Please copy out the entries exactly, skipping any pictures.

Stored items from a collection
........
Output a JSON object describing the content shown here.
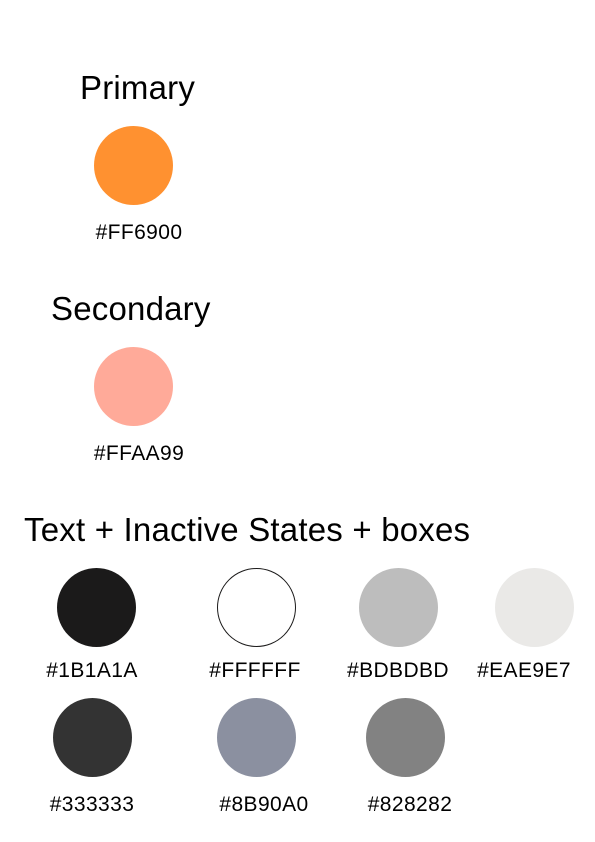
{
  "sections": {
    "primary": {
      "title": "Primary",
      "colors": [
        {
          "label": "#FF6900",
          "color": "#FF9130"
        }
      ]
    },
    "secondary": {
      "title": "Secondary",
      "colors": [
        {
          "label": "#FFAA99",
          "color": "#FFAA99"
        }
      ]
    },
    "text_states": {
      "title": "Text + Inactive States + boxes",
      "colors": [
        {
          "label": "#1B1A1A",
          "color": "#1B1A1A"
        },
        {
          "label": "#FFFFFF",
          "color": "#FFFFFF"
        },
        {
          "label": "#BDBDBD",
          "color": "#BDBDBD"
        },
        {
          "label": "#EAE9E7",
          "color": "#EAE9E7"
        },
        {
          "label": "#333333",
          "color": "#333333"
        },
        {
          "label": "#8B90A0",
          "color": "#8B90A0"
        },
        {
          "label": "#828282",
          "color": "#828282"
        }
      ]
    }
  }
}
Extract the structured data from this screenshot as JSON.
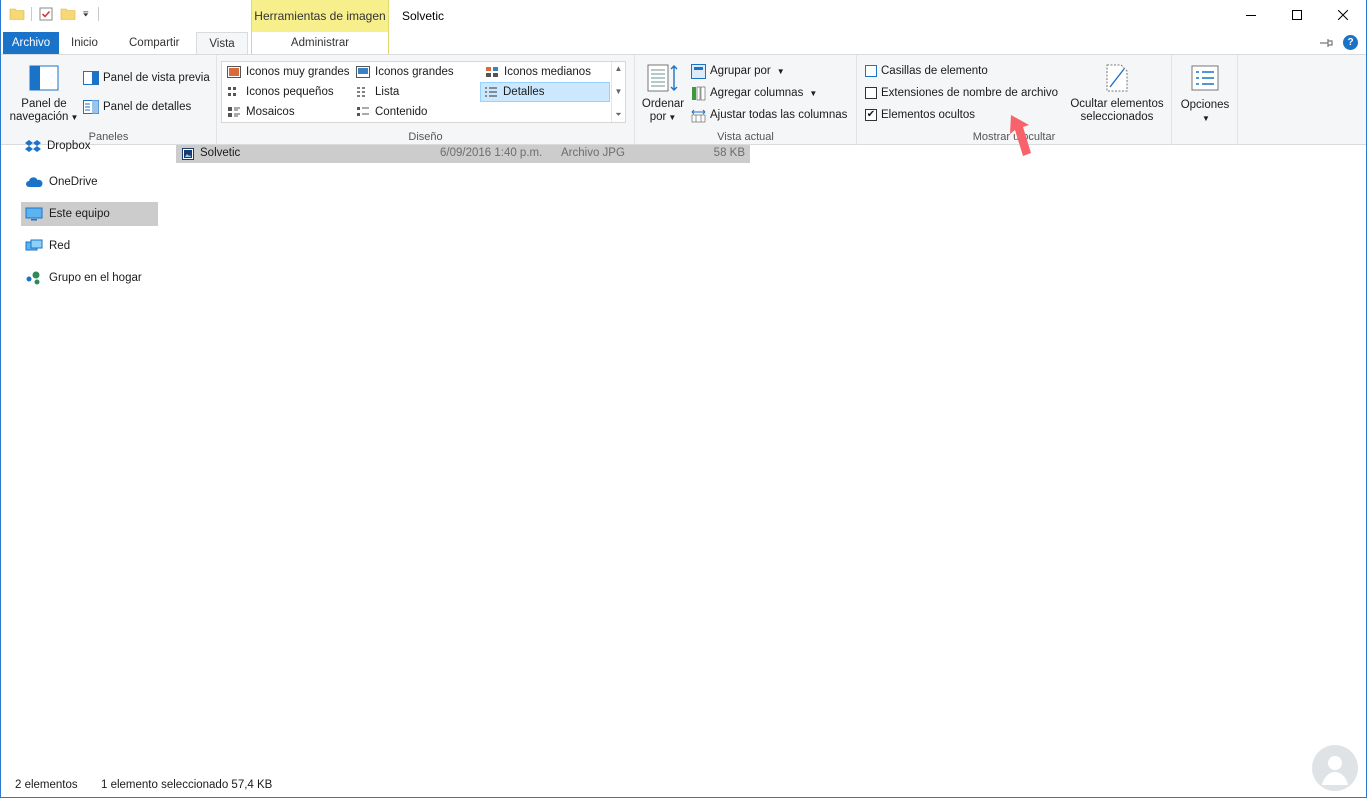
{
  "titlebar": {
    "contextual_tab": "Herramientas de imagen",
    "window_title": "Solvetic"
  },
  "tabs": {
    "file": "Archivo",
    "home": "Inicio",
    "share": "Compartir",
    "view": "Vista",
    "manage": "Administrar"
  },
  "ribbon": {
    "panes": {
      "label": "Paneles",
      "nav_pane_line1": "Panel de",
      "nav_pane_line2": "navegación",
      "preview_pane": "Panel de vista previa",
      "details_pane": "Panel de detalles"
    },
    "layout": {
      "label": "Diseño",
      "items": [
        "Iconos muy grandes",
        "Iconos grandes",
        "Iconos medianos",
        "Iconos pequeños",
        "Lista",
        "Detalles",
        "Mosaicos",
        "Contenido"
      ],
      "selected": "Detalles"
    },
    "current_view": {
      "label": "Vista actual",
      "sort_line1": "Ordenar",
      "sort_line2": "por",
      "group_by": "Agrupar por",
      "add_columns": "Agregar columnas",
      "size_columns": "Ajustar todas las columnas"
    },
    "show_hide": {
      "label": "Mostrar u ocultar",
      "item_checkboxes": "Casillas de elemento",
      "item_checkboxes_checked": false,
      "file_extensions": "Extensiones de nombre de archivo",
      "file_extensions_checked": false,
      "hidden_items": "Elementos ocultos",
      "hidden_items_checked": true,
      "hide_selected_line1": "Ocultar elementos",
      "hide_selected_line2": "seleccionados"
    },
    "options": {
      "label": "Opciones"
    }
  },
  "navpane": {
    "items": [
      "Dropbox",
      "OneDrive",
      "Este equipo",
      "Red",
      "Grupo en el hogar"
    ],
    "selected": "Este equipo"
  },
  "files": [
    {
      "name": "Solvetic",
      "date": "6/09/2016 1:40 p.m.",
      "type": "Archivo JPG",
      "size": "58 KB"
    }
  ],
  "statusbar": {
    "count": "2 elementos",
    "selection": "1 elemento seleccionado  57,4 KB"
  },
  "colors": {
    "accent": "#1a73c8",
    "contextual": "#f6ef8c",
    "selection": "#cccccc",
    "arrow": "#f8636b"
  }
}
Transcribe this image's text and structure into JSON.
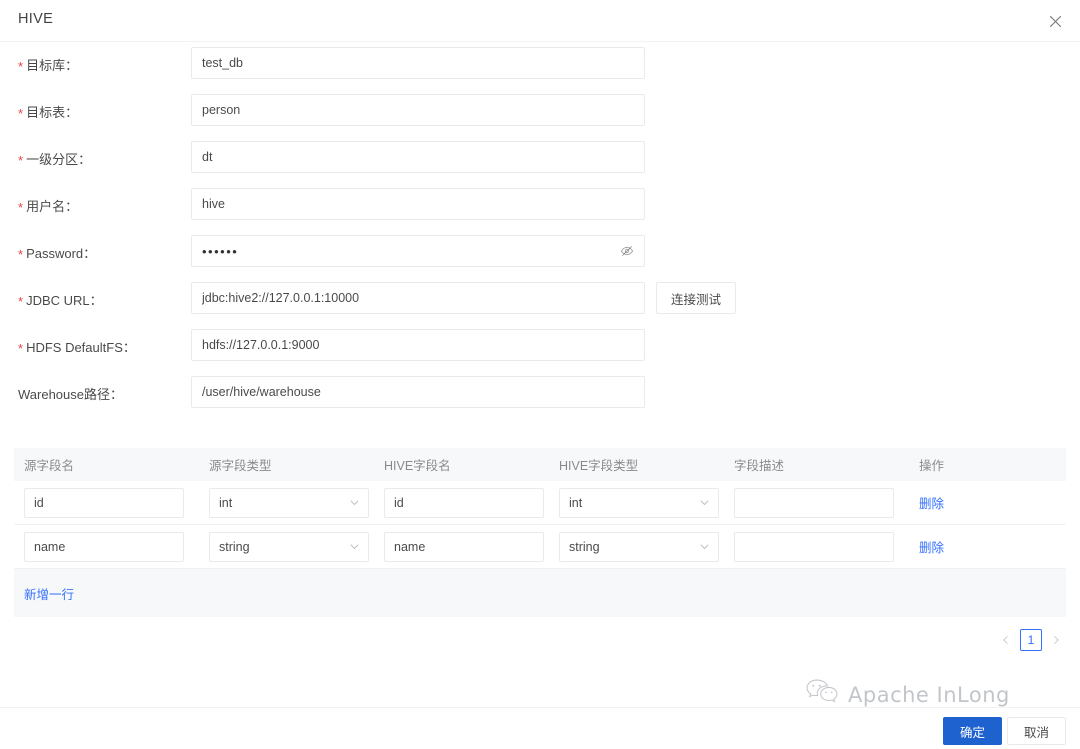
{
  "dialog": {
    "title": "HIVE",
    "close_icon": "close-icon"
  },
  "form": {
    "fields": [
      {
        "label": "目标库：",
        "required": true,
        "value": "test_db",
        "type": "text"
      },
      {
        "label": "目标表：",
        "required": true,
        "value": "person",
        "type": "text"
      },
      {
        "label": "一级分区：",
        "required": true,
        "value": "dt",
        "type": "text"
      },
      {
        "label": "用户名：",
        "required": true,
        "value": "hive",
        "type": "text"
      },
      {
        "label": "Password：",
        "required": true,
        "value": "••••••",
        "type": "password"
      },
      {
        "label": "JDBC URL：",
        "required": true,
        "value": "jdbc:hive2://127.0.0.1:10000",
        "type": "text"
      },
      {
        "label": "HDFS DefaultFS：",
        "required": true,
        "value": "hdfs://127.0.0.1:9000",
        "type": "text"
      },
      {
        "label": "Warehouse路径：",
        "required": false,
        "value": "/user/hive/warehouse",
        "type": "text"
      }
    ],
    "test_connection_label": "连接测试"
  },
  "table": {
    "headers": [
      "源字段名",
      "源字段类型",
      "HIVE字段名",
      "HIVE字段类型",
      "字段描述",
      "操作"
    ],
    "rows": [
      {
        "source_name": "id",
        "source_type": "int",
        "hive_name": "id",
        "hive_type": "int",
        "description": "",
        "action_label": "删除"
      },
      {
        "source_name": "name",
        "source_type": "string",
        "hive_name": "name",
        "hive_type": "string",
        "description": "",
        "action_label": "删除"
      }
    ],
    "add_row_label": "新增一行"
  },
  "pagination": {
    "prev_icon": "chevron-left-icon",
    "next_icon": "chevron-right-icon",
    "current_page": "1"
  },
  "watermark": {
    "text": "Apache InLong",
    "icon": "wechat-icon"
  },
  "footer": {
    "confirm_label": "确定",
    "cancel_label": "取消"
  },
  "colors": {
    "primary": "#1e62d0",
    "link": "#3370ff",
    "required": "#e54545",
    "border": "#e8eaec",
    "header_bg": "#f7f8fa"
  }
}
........
EXERCISE OUTPUT:
Output a JSON object describing the content shown here.
{
  "sections": {
    "primary": {
      "title": "Primary",
      "colors": [
        {
          "label": "#FF6900",
          "color": "#FF9130"
        }
      ]
    },
    "secondary": {
      "title": "Secondary",
      "colors": [
        {
          "label": "#FFAA99",
          "color": "#FFAA99"
        }
      ]
    },
    "text_states": {
      "title": "Text + Inactive States + boxes",
      "colors": [
        {
          "label": "#1B1A1A",
          "color": "#1B1A1A"
        },
        {
          "label": "#FFFFFF",
          "color": "#FFFFFF"
        },
        {
          "label": "#BDBDBD",
          "color": "#BDBDBD"
        },
        {
          "label": "#EAE9E7",
          "color": "#EAE9E7"
        },
        {
          "label": "#333333",
          "color": "#333333"
        },
        {
          "label": "#8B90A0",
          "color": "#8B90A0"
        },
        {
          "label": "#828282",
          "color": "#828282"
        }
      ]
    }
  }
}
Extract the structured data from this screenshot as JSON.
{
  "titlebar": {
    "contextual_tab": "Herramientas de imagen",
    "window_title": "Solvetic"
  },
  "tabs": {
    "file": "Archivo",
    "home": "Inicio",
    "share": "Compartir",
    "view": "Vista",
    "manage": "Administrar"
  },
  "ribbon": {
    "panes": {
      "label": "Paneles",
      "nav_pane_line1": "Panel de",
      "nav_pane_line2": "navegación",
      "preview_pane": "Panel de vista previa",
      "details_pane": "Panel de detalles"
    },
    "layout": {
      "label": "Diseño",
      "items": [
        "Iconos muy grandes",
        "Iconos grandes",
        "Iconos medianos",
        "Iconos pequeños",
        "Lista",
        "Detalles",
        "Mosaicos",
        "Contenido"
      ],
      "selected": "Detalles"
    },
    "current_view": {
      "label": "Vista actual",
      "sort_line1": "Ordenar",
      "sort_line2": "por",
      "group_by": "Agrupar por",
      "add_columns": "Agregar columnas",
      "size_columns": "Ajustar todas las columnas"
    },
    "show_hide": {
      "label": "Mostrar u ocultar",
      "item_checkboxes": "Casillas de elemento",
      "item_checkboxes_checked": false,
      "file_extensions": "Extensiones de nombre de archivo",
      "file_extensions_checked": false,
      "hidden_items": "Elementos ocultos",
      "hidden_items_checked": true,
      "hide_selected_line1": "Ocultar elementos",
      "hide_selected_line2": "seleccionados"
    },
    "options": {
      "label": "Opciones"
    }
  },
  "navpane": {
    "items": [
      "Dropbox",
      "OneDrive",
      "Este equipo",
      "Red",
      "Grupo en el hogar"
    ],
    "selected": "Este equipo"
  },
  "files": [
    {
      "name": "Solvetic",
      "date": "6/09/2016 1:40 p.m.",
      "type": "Archivo JPG",
      "size": "58 KB"
    }
  ],
  "statusbar": {
    "count": "2 elementos",
    "selection": "1 elemento seleccionado  57,4 KB"
  },
  "colors": {
    "accent": "#1a73c8",
    "contextual": "#f6ef8c",
    "selection": "#cccccc",
    "arrow": "#f8636b"
  }
}
Transcribe this image's text and structure into JSON.
{
  "dialog": {
    "title": "HIVE",
    "close_icon": "close-icon"
  },
  "form": {
    "fields": [
      {
        "label": "目标库：",
        "required": true,
        "value": "test_db",
        "type": "text"
      },
      {
        "label": "目标表：",
        "required": true,
        "value": "person",
        "type": "text"
      },
      {
        "label": "一级分区：",
        "required": true,
        "value": "dt",
        "type": "text"
      },
      {
        "label": "用户名：",
        "required": true,
        "value": "hive",
        "type": "text"
      },
      {
        "label": "Password：",
        "required": true,
        "value": "••••••",
        "type": "password"
      },
      {
        "label": "JDBC URL：",
        "required": true,
        "value": "jdbc:hive2://127.0.0.1:10000",
        "type": "text"
      },
      {
        "label": "HDFS DefaultFS：",
        "required": true,
        "value": "hdfs://127.0.0.1:9000",
        "type": "text"
      },
      {
        "label": "Warehouse路径：",
        "required": false,
        "value": "/user/hive/warehouse",
        "type": "text"
      }
    ],
    "test_connection_label": "连接测试"
  },
  "table": {
    "headers": [
      "源字段名",
      "源字段类型",
      "HIVE字段名",
      "HIVE字段类型",
      "字段描述",
      "操作"
    ],
    "rows": [
      {
        "source_name": "id",
        "source_type": "int",
        "hive_name": "id",
        "hive_type": "int",
        "description": "",
        "action_label": "删除"
      },
      {
        "source_name": "name",
        "source_type": "string",
        "hive_name": "name",
        "hive_type": "string",
        "description": "",
        "action_label": "删除"
      }
    ],
    "add_row_label": "新增一行"
  },
  "pagination": {
    "prev_icon": "chevron-left-icon",
    "next_icon": "chevron-right-icon",
    "current_page": "1"
  },
  "watermark": {
    "text": "Apache InLong",
    "icon": "wechat-icon"
  },
  "footer": {
    "confirm_label": "确定",
    "cancel_label": "取消"
  },
  "colors": {
    "primary": "#1e62d0",
    "link": "#3370ff",
    "required": "#e54545",
    "border": "#e8eaec",
    "header_bg": "#f7f8fa"
  }
}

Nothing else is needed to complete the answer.